Octavian gained power and raised a private army. He gained influence in Rome, which he secured through a series of demagogical acts, such as the provisions of food and entertainment for the urban plebs and adopting the name of the late Caesar.
Mark Anthony and The Second Triumvirate
Antony departed to Gaul where, by means of the powerful legions that were stationed there, he gained increasing strength. In November Octavian, Antony, and Lepidus met near the river Bononia with their legions and formed the Second Triumvirate.
Whereas the First Triumvirate was almost a secret pact of mutual help, the lex Titia presented to the tribunal assembly consolidated the Second Triumvirate within an official framework and invested the initiative with legality.
The triumvirate was backed and sealed by the marital union of Octavian and Antony’s stepdaughter, Claudia, and by Antony’s marriage to Octavia, Octavian’s sister. Lepidus, a former consul in 46 b.c.e. with no major political accomplishments, had an impressive military force in Spain and was wealthy enough to support the huge expenses that foreign campaigns demanded. He also acted as a shield between Antony and Octavian, whose personal relationship was never quite strong, both eagerly looking for power.
One of the first political acts carried out by the new government was the persecution of Caesar’s assassins. Brutus, after finding out that the Senate’s support could no longer save him, escaped toward the East, but he was captured and executed on the way, and according to Suetonius, his head was sent to Rome to be placed under Caesar’s statue. The punishment extended to some 300 senators, and 2,000 knights were banned and their possessions confiscated.

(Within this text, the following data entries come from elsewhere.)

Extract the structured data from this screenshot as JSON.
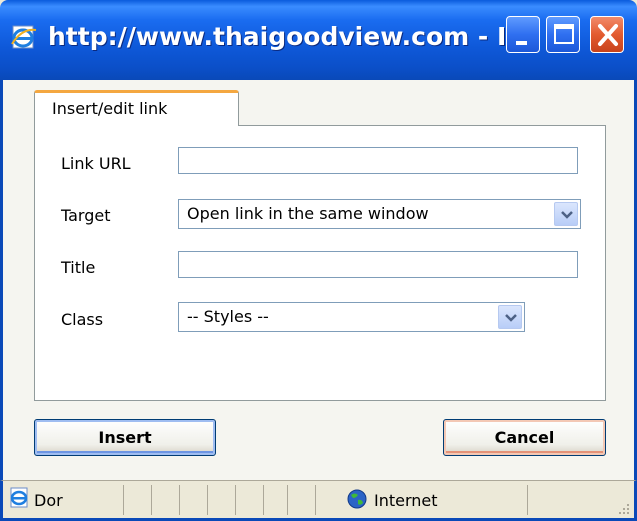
{
  "window": {
    "title": "http://www.thaigoodview.com - I...",
    "app_icon": "ie-page-icon",
    "controls": {
      "minimize": "minimize-icon",
      "maximize": "maximize-icon",
      "close": "close-icon"
    }
  },
  "dialog": {
    "tab_label": "Insert/edit link",
    "fields": {
      "link_url": {
        "label": "Link URL",
        "value": ""
      },
      "target": {
        "label": "Target",
        "selected": "Open link in the same window"
      },
      "title": {
        "label": "Title",
        "value": ""
      },
      "class": {
        "label": "Class",
        "selected": "-- Styles --"
      }
    },
    "buttons": {
      "insert": "Insert",
      "cancel": "Cancel"
    }
  },
  "statusbar": {
    "status_text": "Dor",
    "zone_text": "Internet",
    "zone_icon": "globe-icon",
    "page_icon": "ie-page-icon"
  },
  "colors": {
    "titlebar": "#0e58d8",
    "tab_accent": "#f4a740",
    "close_button": "#e35b2f"
  }
}
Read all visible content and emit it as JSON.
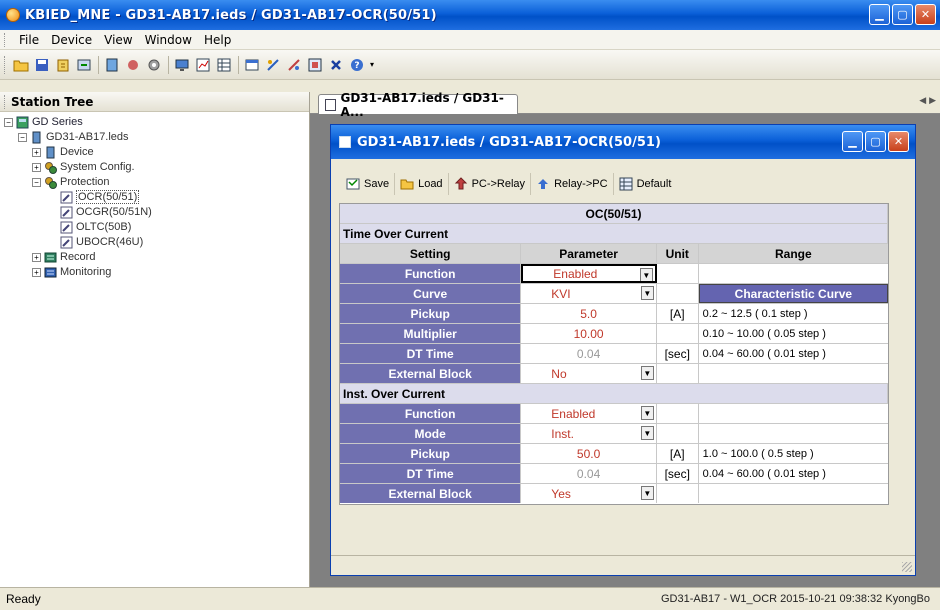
{
  "window": {
    "title": "KBIED_MNE - GD31-AB17.ieds / GD31-AB17-OCR(50/51)"
  },
  "menu": [
    "File",
    "Device",
    "View",
    "Window",
    "Help"
  ],
  "toolbar_icons": [
    "open-icon",
    "save-icon",
    "load-icon",
    "export-icon",
    "station-icon",
    "device-icon",
    "settings-icon",
    "monitor-icon",
    "chart-icon",
    "table-icon",
    "window-icon",
    "tile-icon",
    "cascade-icon",
    "layout-icon",
    "close-icon",
    "help-icon"
  ],
  "tree": {
    "header": "Station Tree",
    "nodes": [
      {
        "label": "GD Series"
      },
      {
        "label": "GD31-AB17.leds"
      },
      {
        "label": "Device"
      },
      {
        "label": "System Config."
      },
      {
        "label": "Protection"
      },
      {
        "label": "OCR(50/51)"
      },
      {
        "label": "OCGR(50/51N)"
      },
      {
        "label": "OLTC(50B)"
      },
      {
        "label": "UBOCR(46U)"
      },
      {
        "label": "Record"
      },
      {
        "label": "Monitoring"
      }
    ]
  },
  "tab": {
    "label": "GD31-AB17.ieds / GD31-A...",
    "nav": "◀ ▶"
  },
  "child": {
    "title": "GD31-AB17.ieds / GD31-AB17-OCR(50/51)",
    "toolbar": {
      "save": "Save",
      "load": "Load",
      "pc_relay": "PC->Relay",
      "relay_pc": "Relay->PC",
      "default": "Default"
    }
  },
  "grid": {
    "group_title": "OC(50/51)",
    "sections": [
      {
        "title": "Time Over Current",
        "headers": [
          "Setting",
          "Parameter",
          "Unit",
          "Range"
        ],
        "rows": [
          {
            "setting": "Function",
            "param": "Enabled",
            "unit": "",
            "range": ""
          },
          {
            "setting": "Curve",
            "param": "KVI",
            "unit": "",
            "range": "Characteristic Curve"
          },
          {
            "setting": "Pickup",
            "param": "5.0",
            "unit": "[A]",
            "range": "0.2 ~ 12.5 ( 0.1 step )"
          },
          {
            "setting": "Multiplier",
            "param": "10.00",
            "unit": "",
            "range": "0.10 ~ 10.00 ( 0.05 step )"
          },
          {
            "setting": "DT Time",
            "param": "0.04",
            "unit": "[sec]",
            "range": "0.04 ~ 60.00 ( 0.01 step )"
          },
          {
            "setting": "External Block",
            "param": "No",
            "unit": "",
            "range": ""
          }
        ]
      },
      {
        "title": "Inst. Over Current",
        "rows": [
          {
            "setting": "Function",
            "param": "Enabled",
            "unit": "",
            "range": ""
          },
          {
            "setting": "Mode",
            "param": "Inst.",
            "unit": "",
            "range": ""
          },
          {
            "setting": "Pickup",
            "param": "50.0",
            "unit": "[A]",
            "range": "1.0 ~ 100.0 ( 0.5 step )"
          },
          {
            "setting": "DT Time",
            "param": "0.04",
            "unit": "[sec]",
            "range": "0.04 ~ 60.00 ( 0.01 step )"
          },
          {
            "setting": "External Block",
            "param": "Yes",
            "unit": "",
            "range": ""
          }
        ]
      }
    ]
  },
  "status": {
    "left": "Ready",
    "right": "GD31-AB17 - W1_OCR  2015-10-21 09:38:32  KyongBo"
  }
}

The most famous case was the murder of the orator Marcus Tullius Cicero. In 40 b.c.e. the Roman territories were divided into three regions: Lepidus received Africa, the West was granted to Octavian, and Antony obtained the Middle East, Greece, and Egypt, where in 42 b.c.e. he encountered Cleopatra. It was the beginning of a relationship that would seal Rome’s fortune and their destinies.
Anthony and Cleopatra
Octavian in Rome was dealing with one last menace: that of Sextus Pompey, son of Pompey, member of the First Triumvirate. Being the provincial governor of Sicily, he had a large amount of power in the area, and therefore many of the outlawed citizens sought his help. In 37 b.c.e. the Pact of Tarentum renewed the triumvirate for another five years.
Nevertheless, the relationship between Octavian and Antony was deteriorating daily. In 36 b.c.e. as the triumvirate foresaw a clear danger, the island of Sicily was invaded, and Agrippa—one of Octavian’s mendefeated Pompey’s army.
Later that year Lepidus tried to keep Sicily for himself, but his troops did not support him and deserted to Octavian, who consequently deprived Lepidus of all his triumviral powers, leaving Octavian with 40 legions.
In 35 b.c.e. Antony and his wife were in Greece, and he sent her back to Rome and carried his army against Labienus (the son of a general who had betrayed Caesar), who was helping the Persian king to assemble a powerful army. Cleopatra joined him.
In 34 b.c.e. he celebrated a huge triumph in Alexandria. He repudiated Octavia, married Cleopatra, and declared Caesarion, Caesar’s son, the legitimate heir of Egypt and Cyprus. By doing so he cut the final bond that connected him to Octavian.
The latter openly attacked him and turned him, in the eyes of Rome, into an Eastern enemy, dominated by the Egyptian queen. In 31 b.c.e. Octavian, elected consul for the third time, defeated Antony in the famous naval battle of Actium, which sealed not only Antony’s fate—he and Cleopatra committed suicide in 30 b.c.e.—but also the Republic’s destiny.